Danhauser, Adolphe-Léopold , French composer and teacher; b. Paris, Feb. 26, 1835; d. there, June 9, 1896. He studied at the Paris Cons, with Halevy and Reber, winning first prize in harmony (1857), first prize in fugue (1859), and second Prix de Rome (1862). He was chief inspector of instruction in singing in the communal schools in Paris and prof. of solfeggio at the Cons. He wrote Théorie de la musique, and also publ. Soirées orphéoniques, a collection of 3-part choruses for equal voices.

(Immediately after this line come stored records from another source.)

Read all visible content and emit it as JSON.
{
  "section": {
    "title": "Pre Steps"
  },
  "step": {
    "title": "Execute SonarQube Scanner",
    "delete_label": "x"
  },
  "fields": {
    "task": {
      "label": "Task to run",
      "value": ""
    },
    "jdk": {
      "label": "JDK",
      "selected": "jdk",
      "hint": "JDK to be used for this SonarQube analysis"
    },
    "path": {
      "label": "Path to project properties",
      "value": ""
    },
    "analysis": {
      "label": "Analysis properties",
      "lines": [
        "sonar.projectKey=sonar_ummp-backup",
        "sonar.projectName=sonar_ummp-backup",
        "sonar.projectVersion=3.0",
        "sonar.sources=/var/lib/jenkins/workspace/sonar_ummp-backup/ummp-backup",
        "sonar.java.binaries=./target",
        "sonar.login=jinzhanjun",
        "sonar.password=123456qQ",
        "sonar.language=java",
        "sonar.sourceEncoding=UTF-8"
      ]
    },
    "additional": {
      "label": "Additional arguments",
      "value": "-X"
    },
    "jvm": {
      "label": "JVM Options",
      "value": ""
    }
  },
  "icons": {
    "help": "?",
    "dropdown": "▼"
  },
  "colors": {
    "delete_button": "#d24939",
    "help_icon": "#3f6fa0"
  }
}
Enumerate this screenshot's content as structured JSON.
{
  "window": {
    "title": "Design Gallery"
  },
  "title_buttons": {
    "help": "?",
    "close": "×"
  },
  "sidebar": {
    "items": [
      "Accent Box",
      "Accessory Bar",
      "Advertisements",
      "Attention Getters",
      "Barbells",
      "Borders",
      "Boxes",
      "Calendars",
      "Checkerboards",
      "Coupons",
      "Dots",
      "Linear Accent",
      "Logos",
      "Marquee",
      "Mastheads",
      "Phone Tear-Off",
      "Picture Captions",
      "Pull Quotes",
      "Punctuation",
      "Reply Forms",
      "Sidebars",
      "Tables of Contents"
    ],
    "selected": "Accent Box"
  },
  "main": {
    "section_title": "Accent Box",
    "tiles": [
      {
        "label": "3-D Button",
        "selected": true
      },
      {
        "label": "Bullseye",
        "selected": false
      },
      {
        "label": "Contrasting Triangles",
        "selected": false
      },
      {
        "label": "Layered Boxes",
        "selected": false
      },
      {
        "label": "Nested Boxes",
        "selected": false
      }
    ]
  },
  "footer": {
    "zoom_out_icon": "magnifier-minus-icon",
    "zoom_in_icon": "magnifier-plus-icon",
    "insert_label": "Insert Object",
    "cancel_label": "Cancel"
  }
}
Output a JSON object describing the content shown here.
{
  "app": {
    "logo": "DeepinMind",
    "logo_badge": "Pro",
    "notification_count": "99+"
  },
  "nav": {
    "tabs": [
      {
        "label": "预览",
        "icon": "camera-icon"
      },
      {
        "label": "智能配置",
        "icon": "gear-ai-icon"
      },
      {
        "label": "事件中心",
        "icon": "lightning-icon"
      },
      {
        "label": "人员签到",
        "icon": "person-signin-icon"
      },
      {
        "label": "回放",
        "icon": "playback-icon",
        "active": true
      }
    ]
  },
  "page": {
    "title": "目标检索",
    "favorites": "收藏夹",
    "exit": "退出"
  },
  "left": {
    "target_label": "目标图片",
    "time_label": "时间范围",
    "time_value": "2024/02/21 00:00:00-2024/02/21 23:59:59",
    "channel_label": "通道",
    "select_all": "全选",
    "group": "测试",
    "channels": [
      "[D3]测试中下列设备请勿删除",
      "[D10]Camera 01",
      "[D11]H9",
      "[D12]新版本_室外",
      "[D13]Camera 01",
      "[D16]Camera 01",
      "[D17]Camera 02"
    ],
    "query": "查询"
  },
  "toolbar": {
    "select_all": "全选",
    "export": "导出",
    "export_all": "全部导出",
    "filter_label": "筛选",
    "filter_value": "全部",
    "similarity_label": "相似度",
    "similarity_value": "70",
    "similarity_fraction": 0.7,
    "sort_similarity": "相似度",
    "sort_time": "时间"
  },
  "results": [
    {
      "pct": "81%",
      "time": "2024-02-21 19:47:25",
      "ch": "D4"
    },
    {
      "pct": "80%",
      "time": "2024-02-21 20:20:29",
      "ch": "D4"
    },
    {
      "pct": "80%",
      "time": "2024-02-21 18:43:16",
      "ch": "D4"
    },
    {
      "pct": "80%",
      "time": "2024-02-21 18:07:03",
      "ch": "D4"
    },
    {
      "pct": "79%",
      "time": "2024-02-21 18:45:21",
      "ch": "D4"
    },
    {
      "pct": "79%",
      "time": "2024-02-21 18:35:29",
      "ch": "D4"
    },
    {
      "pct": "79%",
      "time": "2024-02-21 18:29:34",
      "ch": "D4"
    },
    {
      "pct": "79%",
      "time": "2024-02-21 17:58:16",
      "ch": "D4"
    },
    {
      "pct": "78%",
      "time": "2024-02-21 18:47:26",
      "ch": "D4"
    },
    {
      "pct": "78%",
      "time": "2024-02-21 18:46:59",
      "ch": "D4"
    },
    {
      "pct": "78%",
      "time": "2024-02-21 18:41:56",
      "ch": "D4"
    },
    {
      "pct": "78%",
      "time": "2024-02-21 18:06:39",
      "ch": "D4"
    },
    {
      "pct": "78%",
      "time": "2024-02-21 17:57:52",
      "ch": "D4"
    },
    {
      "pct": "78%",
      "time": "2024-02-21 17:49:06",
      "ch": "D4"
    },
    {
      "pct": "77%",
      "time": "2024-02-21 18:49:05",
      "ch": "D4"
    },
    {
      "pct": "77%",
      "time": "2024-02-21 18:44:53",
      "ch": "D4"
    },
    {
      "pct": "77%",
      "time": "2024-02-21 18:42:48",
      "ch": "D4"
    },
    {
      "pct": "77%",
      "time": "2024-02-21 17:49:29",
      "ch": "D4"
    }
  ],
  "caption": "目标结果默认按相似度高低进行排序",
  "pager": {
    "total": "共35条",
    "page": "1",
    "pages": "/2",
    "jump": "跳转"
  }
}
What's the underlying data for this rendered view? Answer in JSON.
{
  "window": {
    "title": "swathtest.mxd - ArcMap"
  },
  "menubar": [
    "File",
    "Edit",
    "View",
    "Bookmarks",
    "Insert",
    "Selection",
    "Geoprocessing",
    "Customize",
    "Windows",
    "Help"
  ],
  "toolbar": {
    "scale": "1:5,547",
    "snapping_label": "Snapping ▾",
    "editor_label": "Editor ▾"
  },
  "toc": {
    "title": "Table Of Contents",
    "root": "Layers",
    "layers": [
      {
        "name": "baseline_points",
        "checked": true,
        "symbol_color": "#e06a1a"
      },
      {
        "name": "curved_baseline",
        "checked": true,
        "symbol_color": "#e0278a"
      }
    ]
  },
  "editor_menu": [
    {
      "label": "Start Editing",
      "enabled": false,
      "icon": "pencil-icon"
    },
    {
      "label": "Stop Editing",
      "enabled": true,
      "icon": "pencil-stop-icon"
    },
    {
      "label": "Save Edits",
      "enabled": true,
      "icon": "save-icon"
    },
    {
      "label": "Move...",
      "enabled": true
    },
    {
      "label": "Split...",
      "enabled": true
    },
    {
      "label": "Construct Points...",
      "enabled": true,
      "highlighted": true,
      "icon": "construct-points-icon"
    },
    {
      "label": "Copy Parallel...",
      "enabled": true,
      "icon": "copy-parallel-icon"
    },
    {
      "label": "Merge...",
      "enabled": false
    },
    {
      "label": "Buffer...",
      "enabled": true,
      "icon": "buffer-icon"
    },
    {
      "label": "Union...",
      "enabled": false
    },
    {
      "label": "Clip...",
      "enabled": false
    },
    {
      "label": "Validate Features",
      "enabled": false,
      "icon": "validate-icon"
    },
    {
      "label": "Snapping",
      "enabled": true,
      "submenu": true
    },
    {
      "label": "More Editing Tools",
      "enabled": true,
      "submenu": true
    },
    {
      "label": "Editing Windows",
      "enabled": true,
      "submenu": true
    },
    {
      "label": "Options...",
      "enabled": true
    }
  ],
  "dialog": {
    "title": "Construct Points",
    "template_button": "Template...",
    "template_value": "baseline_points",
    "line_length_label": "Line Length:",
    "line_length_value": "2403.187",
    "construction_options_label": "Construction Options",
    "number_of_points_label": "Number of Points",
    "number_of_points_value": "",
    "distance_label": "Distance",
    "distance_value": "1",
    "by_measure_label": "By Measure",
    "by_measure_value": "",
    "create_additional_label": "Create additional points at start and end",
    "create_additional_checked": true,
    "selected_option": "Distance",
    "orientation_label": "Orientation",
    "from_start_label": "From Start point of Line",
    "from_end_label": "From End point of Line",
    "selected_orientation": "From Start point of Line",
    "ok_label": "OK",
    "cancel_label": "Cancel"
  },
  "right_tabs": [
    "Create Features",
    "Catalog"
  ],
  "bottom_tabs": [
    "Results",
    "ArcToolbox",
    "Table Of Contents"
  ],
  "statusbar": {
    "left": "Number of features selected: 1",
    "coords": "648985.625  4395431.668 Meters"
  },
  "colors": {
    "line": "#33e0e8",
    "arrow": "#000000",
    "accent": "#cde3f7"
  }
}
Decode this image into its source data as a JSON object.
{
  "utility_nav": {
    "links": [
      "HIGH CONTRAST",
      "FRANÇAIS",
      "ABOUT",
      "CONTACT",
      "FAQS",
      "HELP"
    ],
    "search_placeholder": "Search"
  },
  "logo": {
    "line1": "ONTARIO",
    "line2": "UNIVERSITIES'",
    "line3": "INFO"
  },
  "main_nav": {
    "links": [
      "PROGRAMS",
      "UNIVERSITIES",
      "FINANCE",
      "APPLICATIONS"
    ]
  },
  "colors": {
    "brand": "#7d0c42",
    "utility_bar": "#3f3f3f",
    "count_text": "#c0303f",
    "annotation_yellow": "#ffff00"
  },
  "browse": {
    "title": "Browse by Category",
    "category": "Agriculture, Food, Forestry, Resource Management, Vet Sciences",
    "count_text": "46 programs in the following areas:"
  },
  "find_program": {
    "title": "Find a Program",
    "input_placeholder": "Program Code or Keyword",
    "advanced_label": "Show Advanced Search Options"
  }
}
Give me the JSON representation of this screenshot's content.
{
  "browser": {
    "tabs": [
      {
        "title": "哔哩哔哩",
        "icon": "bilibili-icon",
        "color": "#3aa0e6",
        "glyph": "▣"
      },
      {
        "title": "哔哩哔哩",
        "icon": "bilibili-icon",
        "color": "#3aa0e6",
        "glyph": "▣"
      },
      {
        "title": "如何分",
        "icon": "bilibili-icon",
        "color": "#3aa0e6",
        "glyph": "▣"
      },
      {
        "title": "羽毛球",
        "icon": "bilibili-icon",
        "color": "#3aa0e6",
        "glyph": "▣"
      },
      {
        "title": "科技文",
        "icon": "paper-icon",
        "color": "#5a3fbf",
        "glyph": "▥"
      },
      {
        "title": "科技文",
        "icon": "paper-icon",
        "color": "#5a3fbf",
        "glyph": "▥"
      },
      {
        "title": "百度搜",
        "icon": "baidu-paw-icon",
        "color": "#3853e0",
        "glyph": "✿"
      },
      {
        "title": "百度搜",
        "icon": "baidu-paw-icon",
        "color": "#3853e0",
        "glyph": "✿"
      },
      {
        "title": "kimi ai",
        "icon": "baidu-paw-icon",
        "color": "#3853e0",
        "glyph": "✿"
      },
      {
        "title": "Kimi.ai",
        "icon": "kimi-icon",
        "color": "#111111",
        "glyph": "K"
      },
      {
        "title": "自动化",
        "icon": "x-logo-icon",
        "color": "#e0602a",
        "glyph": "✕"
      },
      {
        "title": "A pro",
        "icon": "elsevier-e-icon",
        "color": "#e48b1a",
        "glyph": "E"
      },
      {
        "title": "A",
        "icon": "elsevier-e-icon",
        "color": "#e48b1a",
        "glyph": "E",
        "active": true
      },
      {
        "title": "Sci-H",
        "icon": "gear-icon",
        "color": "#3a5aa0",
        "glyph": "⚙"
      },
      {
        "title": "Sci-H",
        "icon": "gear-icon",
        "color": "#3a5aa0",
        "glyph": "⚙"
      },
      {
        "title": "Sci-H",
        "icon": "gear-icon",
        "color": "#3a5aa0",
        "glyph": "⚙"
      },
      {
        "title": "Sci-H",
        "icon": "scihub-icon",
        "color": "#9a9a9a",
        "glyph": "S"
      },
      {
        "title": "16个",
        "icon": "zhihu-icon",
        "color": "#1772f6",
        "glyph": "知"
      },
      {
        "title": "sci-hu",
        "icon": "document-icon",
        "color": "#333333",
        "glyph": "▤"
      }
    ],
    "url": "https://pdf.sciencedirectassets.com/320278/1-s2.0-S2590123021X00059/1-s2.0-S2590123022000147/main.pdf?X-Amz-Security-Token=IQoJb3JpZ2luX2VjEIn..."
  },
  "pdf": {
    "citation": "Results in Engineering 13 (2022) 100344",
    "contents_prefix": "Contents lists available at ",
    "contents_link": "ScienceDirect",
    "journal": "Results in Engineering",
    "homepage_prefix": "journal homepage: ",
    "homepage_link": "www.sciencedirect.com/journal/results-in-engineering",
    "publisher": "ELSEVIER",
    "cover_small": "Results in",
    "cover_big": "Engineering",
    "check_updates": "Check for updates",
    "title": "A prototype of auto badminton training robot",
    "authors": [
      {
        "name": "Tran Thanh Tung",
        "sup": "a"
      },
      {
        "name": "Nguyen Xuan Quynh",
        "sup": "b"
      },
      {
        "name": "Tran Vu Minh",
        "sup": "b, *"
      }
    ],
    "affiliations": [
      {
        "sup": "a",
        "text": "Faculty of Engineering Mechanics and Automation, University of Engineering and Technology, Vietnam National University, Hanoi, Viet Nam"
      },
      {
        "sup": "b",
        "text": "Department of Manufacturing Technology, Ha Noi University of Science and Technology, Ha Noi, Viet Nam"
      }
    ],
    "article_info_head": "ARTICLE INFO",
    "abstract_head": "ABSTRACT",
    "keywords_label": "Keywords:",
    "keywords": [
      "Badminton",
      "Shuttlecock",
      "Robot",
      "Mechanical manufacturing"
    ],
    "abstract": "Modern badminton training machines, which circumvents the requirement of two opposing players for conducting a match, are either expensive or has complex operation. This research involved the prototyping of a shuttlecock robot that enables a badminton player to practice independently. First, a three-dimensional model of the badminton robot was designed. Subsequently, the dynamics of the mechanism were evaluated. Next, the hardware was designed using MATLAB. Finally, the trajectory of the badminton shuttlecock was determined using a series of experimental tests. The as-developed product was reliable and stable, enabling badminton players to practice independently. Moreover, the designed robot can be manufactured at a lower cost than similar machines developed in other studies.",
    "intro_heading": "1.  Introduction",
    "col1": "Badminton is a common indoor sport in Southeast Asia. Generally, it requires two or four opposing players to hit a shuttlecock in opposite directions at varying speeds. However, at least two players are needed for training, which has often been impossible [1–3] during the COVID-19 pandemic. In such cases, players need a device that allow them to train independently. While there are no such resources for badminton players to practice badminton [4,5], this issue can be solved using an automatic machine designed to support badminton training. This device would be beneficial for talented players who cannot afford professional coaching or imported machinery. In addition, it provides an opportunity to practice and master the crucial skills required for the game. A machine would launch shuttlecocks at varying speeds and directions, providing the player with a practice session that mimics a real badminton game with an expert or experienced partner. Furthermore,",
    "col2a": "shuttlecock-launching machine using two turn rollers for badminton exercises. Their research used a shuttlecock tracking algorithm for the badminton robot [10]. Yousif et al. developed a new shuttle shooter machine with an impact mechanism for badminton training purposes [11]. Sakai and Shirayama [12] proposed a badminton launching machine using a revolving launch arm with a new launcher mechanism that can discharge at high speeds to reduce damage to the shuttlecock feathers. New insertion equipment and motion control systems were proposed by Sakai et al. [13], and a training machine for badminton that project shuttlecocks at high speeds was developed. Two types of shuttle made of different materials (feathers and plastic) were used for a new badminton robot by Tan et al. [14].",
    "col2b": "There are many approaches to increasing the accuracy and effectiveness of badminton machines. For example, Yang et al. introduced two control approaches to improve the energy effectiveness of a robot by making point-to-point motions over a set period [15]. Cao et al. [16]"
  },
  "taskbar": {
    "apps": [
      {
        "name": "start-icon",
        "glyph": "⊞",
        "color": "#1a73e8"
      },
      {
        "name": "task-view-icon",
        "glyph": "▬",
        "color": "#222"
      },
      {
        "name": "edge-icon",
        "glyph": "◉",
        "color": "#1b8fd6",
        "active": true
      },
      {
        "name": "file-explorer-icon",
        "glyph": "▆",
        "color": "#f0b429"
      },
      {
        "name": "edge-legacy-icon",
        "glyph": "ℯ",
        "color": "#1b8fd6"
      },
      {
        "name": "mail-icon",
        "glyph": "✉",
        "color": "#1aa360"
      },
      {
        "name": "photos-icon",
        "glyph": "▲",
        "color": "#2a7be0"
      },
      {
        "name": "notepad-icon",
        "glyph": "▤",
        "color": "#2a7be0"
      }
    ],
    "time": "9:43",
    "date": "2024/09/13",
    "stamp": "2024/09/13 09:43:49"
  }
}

He composed Le Proscrit, a musical drama with choruses, which was produced (1866) in a religious institution at Auteuil, and a 3-act opera, Maures et Castillans (not perf.). His Solfege des solfeges (3 vols.; tr. into Eng. and Sp.) was used throughout the U.S. and South America.
—Nicolas Slonimsky/Laura Kuhn/Dennis McIntire